### Your instructions
Below are records; report how many of their lines contain the word "aprendizagem", giving only the number.

· · · · ·

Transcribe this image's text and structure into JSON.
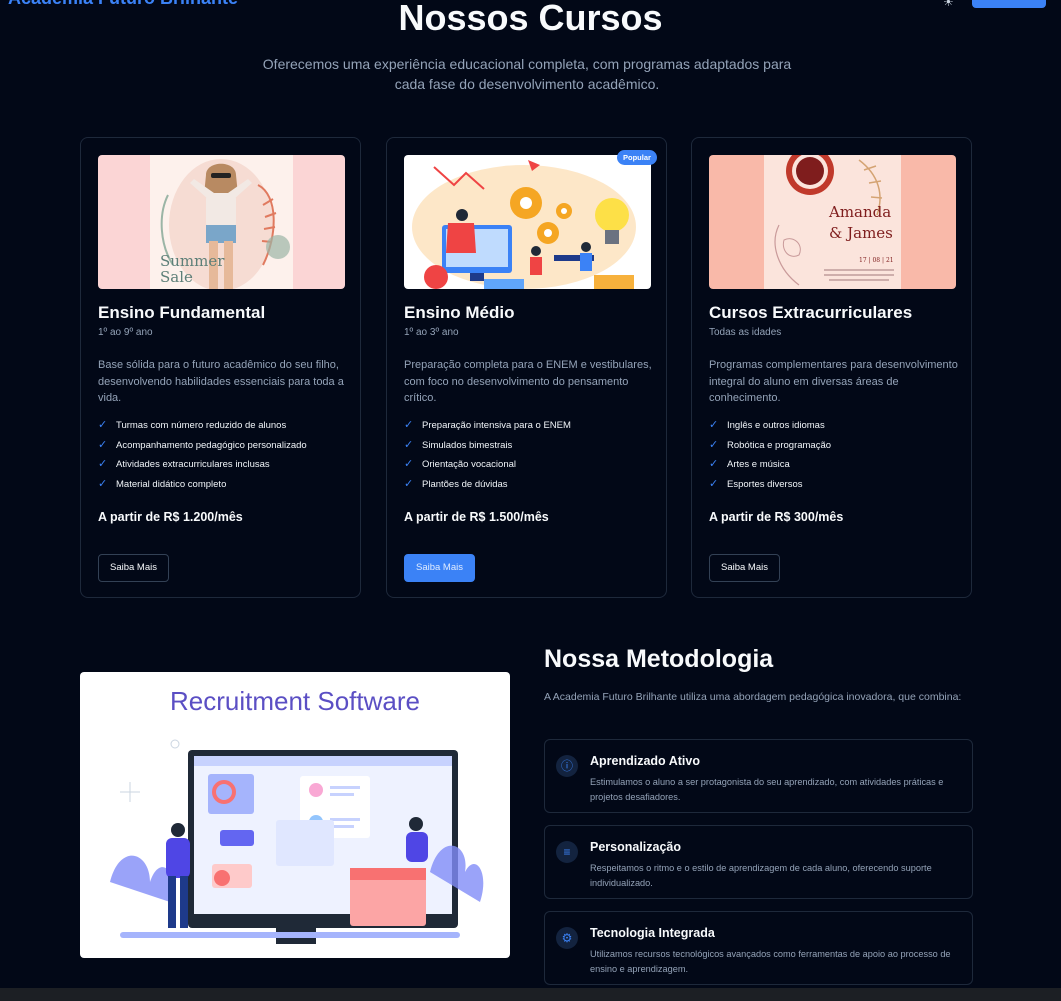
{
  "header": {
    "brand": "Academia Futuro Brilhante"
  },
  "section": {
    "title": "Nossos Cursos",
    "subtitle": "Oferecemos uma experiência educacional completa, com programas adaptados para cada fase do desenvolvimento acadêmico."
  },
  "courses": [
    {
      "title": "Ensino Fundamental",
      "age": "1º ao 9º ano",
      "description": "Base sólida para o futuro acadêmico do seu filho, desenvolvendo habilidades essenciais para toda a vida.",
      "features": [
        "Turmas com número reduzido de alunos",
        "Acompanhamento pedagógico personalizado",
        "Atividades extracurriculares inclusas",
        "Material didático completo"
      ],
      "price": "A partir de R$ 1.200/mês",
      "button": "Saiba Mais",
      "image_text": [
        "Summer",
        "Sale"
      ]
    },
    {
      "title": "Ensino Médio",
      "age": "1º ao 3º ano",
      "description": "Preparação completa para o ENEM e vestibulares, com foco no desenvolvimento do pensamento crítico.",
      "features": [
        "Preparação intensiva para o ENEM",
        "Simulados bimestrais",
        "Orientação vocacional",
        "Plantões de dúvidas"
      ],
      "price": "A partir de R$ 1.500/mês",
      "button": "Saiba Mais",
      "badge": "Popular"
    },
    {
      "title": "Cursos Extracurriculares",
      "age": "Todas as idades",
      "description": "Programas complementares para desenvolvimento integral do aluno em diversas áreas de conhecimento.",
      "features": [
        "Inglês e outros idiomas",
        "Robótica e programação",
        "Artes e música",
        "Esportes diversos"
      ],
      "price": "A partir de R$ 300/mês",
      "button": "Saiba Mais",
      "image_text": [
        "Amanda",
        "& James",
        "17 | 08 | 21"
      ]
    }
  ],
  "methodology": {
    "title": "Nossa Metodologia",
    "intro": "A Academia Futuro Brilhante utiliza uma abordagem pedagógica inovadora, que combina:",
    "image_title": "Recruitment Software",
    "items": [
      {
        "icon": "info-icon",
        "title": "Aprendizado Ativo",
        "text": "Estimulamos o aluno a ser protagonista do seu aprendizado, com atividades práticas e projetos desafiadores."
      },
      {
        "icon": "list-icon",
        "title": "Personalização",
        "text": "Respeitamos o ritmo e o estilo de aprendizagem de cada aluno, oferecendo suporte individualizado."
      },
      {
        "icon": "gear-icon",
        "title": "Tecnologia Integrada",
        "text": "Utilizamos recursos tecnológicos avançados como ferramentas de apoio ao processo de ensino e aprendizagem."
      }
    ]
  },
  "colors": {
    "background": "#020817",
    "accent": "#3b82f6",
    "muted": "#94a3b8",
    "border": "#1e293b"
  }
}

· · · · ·

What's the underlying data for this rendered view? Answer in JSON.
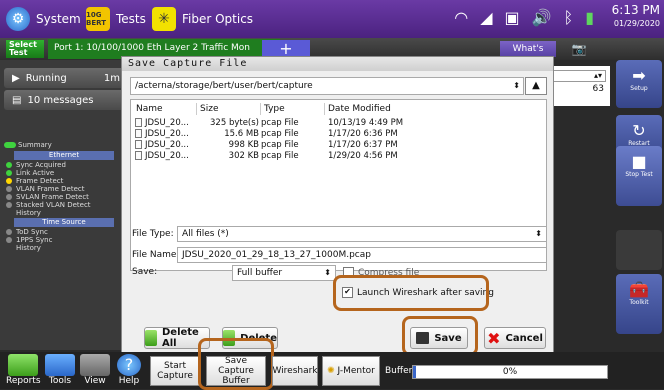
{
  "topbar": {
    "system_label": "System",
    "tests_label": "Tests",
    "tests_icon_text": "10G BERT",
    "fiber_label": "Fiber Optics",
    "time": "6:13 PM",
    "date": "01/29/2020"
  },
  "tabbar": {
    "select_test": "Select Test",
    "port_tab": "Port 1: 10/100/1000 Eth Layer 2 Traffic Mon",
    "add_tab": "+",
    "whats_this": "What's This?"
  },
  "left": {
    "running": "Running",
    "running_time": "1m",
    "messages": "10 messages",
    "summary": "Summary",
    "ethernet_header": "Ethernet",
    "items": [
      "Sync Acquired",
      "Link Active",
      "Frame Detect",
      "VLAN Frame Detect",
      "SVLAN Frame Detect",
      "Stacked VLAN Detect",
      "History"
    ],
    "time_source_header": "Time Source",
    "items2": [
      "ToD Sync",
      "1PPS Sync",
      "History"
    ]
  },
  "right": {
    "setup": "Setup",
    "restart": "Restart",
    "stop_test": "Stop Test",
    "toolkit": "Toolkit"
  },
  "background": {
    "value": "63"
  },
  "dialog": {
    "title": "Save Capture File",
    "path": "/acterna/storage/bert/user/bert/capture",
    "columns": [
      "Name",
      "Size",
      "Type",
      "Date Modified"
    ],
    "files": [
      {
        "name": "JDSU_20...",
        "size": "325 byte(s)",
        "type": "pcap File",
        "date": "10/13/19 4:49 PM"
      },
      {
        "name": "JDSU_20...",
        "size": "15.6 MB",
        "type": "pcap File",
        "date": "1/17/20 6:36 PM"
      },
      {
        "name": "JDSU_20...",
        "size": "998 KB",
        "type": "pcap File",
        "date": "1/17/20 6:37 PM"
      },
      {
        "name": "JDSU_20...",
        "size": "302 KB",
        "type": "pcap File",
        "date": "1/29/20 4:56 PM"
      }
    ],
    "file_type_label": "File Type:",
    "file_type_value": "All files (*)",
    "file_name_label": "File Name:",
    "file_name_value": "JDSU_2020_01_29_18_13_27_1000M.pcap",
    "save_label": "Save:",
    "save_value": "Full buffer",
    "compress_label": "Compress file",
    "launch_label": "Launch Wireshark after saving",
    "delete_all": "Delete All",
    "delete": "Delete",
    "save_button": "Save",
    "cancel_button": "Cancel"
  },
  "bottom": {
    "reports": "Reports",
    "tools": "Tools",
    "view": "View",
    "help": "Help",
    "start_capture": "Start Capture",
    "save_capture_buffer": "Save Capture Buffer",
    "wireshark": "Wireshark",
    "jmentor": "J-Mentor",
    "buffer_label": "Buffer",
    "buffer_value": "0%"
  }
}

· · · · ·

### Reply
2